Over May & June, I visited the Indian cities of New Delhi, Mumbai & Bengaluru over May and June to learn about the trade of alcoholic spirits, particularly whisky, between the UK and India and the trade barriers and conditions in India that affect this.
Although incredibly excited for the trip, the first one I have done solo, I had a few minor concerns ahead of departing. One of them was the heat! When I told a few of my Indian friends here in Edinburgh that I was heading out to Delhi in May, their facial reactions said it all. It seems that I was heading to India at the worst possible time of year weather wise so would have to be prepared for some serious hot weather, particularly in Delhi.
On the trip I learnt a huge amount. Beyond the huge amount of valuable information and data relating specifically to my topic, I learnt a lot about the vast range of varying cultures and attitudes that exist across India. I used Couchsurfing to meet local people my age to see around the cities I was staying in which offered an unrivalled chance of hearing first hand the opportunities and challenges facing India, the insanely complex but fascinating world of Indian politics, the role of tradition in family and everyday life and many other topics which was without doubt the highlight of my trip.
I wouldn’t at all be exaggerating to say that it felt like a privilege that literally dozens of young Indians showed me their cities, their friends and families and put a great deal of effort in giving me as an authentic Indian experience as possible in the short time I was with them. When planning this trip, I didn’t imagine that people would spend so much time helping me have an incredible experience and would spend so much of their own time in ensuring that I had an experience beyond that of a typical tourist but got even a glimpse of “real India” from street food and traditional music recitals to rural villages and how business is conducted.
Above is a view of the Gateway to India in Mumbai from a boat bound for Elephanta Island, the home of ancient caves, seen below.
The island is also home to a large number of not so shy monkeys who among other things, seem to have an impressive knack for stealing Mountain Dew from tourists and making a mockery of them by proceeding to finish said Dew in front of them.

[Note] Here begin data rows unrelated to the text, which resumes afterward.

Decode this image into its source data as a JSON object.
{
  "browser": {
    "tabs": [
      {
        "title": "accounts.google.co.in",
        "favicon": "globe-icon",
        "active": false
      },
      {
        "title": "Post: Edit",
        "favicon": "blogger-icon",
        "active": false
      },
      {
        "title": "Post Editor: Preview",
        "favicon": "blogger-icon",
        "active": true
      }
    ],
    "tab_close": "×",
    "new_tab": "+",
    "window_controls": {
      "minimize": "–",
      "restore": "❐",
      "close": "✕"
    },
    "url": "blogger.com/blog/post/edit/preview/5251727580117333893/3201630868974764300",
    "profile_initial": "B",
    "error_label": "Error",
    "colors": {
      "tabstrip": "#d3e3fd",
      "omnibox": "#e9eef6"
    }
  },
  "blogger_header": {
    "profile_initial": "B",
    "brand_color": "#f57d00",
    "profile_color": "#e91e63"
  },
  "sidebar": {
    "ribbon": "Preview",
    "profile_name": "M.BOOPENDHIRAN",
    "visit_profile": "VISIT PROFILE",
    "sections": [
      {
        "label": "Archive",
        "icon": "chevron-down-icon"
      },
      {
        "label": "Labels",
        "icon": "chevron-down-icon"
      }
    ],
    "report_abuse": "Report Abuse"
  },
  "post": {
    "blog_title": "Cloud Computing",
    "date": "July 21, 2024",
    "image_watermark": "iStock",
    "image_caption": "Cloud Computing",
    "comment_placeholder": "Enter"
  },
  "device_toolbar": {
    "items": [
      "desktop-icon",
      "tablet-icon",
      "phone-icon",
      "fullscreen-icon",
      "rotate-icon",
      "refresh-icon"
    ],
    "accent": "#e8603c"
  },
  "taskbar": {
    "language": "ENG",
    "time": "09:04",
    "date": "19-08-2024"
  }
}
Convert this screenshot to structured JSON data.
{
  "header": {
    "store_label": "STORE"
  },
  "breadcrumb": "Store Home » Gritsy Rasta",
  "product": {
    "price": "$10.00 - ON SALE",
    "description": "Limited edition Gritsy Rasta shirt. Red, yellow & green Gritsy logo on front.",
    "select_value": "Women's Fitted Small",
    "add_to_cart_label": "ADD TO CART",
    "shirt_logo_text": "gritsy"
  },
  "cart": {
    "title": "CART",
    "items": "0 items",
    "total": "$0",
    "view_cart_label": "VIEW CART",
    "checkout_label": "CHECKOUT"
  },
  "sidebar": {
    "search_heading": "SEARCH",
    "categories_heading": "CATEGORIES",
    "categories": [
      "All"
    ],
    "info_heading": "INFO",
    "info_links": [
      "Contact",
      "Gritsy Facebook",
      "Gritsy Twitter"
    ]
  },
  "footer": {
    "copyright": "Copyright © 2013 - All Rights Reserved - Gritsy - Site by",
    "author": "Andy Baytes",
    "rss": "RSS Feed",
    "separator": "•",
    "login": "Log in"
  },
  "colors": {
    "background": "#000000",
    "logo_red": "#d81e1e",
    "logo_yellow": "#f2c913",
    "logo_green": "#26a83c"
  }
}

A distillery visit of course had to feature somewhere in the trip! The team at Amrut Distillery (below) near Bengaluru kindly took me behind the scenes and gave a unique insight into the market and the complexities involved in manufacturing and distributing alcohol across the various Indian states. (research is hard!)